Independent research has shown that predictive maintenance typically costs only one-fifth as much as preventive maintenance. However, predictive maintenance systems need to be properly installed and maintained, often by fewer people than in the past but by those with higher skill sets.
Today’s facilities are truly integrated operations, with modern digital systems often extending from the sensors through the business network and beyond to key outside suppliers. As such, they play a key role in keeping a company competitive. However, to be effective, the systems must get proper maintenance.
Wireless comes with strings
Wireless mesh networks are starting to gain greater acceptance at plants and are changing the communications landscape for industrial networks (see “Wireless Starts to Mesh,” www.ChemicalProcessing.com/articles/2008/208.html). Such mesh networks, which generally rely on low-cost battery-powered devices, add significant benefit such as flexibility in change-outs, faster uptime, increased mobility and lower installed costs. Wireless gives plant management access to data historically not available — turning data into strategic information.
Just like its wired counterpart, though, a wireless network requires a certain amount of care and maintenance to retain peak operational performance. While a mesh network should be “hands-free” because it automatically organizes and manages itself, in reality you always need to have a clear picture of what the mesh is doing. For instance, you should continually check latency (the length of time it takes data to move from one point to its intended destination). Basically, the more nodes that connect, the more bandwidth needed.
Commercially available software can monitor the mesh in real-time. At a minimum, the software should give visibility to all interconnections, provide upgrade capability for new firmware and enable control over the dynamic configuration mode and security of the mesh network. Software allows tuning, troubleshooting and maximizing overall network performance. It continuously observes the health of the sensor and system, including batteries, to enable predictive maintenance and hence the high reliability expected of the system.
ANSI/ISA-95, “Enterprise-Control System Integration,” provides standard terminology and a consistent set of concepts and models for integrating control systems with enterprise systems that will improve communications among all parties involved. The models and terminology emphasize good practices for integrating control systems with enterprise systems during the entire lifecycle of the systems. The ISA-95 committee has developed and is continuing to work on a multi-part series of standards that defines the interfaces between enterprise activities and control activities, focusing predominantly on the interface between Layers 2, 3 and 4.
Ian Verhappen is Edmonton, Alta.-based director, industrial networks, for MTL Instruments.
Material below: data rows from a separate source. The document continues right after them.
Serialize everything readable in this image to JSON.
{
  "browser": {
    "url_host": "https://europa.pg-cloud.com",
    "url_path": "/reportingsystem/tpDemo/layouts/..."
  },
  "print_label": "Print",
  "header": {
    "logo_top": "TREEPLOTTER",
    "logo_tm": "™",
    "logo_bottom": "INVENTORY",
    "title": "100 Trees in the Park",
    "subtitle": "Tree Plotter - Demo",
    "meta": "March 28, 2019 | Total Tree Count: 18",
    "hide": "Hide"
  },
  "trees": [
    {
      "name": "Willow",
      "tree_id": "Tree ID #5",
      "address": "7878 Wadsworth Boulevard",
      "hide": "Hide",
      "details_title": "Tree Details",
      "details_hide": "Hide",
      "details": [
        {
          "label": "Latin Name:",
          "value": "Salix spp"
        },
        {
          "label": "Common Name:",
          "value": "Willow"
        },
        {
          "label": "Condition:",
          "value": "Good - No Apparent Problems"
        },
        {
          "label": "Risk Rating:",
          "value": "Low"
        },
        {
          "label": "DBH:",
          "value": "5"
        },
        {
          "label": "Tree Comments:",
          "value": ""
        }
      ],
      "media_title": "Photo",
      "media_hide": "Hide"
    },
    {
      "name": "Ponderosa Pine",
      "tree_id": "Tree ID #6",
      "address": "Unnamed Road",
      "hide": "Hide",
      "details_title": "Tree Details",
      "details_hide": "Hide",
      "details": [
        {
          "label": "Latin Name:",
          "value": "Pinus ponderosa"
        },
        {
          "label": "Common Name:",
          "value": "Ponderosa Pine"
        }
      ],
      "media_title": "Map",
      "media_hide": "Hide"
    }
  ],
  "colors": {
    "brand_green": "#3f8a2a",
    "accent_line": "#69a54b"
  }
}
Frank Williams is CEO of Elpro Instruments, San Diego, Calif., a subsidiary of MTL Instruments. E-mail them at firstname.lastname@example.org and Frank.Williams@elprotech.com.